(Dataset content begins)
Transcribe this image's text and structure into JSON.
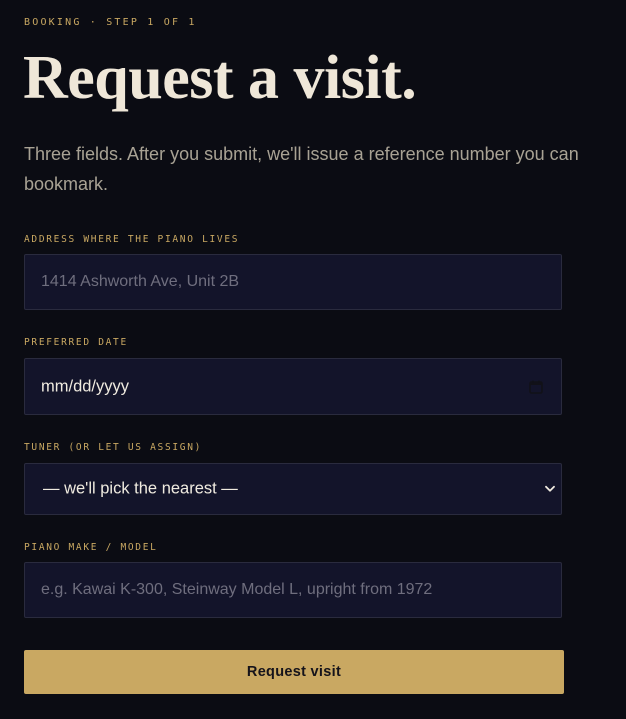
{
  "header": {
    "eyebrow": "BOOKING · STEP 1 OF 1",
    "title": "Request a visit.",
    "lede": "Three fields. After you submit, we'll issue a reference number you can bookmark."
  },
  "form": {
    "address": {
      "label": "ADDRESS WHERE THE PIANO LIVES",
      "placeholder": "1414 Ashworth Ave, Unit 2B"
    },
    "date": {
      "label": "PREFERRED DATE",
      "value": "mm/dd/yyyy",
      "icon": "calendar-icon"
    },
    "tuner": {
      "label": "TUNER (OR LET US ASSIGN)",
      "selected": "— we'll pick the nearest —",
      "icon": "chevron-down-icon"
    },
    "piano": {
      "label": "PIANO MAKE / MODEL",
      "placeholder": "e.g. Kawai K-300, Steinway Model L, upright from 1972"
    },
    "submit_label": "Request visit"
  },
  "colors": {
    "background": "#0b0c13",
    "accent": "#c9a862",
    "field_background": "#13142a",
    "field_border": "#2a2b3e"
  }
}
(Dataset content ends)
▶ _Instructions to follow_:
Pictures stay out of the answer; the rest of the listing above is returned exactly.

▶ _Output for this exercise_:
Transcribe this image's text and structure into JSON.
{
  "header": {
    "eyebrow": "BOOKING · STEP 1 OF 1",
    "title": "Request a visit.",
    "lede": "Three fields. After you submit, we'll issue a reference number you can bookmark."
  },
  "form": {
    "address": {
      "label": "ADDRESS WHERE THE PIANO LIVES",
      "placeholder": "1414 Ashworth Ave, Unit 2B"
    },
    "date": {
      "label": "PREFERRED DATE",
      "value": "mm/dd/yyyy",
      "icon": "calendar-icon"
    },
    "tuner": {
      "label": "TUNER (OR LET US ASSIGN)",
      "selected": "— we'll pick the nearest —",
      "icon": "chevron-down-icon"
    },
    "piano": {
      "label": "PIANO MAKE / MODEL",
      "placeholder": "e.g. Kawai K-300, Steinway Model L, upright from 1972"
    },
    "submit_label": "Request visit"
  },
  "colors": {
    "background": "#0b0c13",
    "accent": "#c9a862",
    "field_background": "#13142a",
    "field_border": "#2a2b3e"
  }
}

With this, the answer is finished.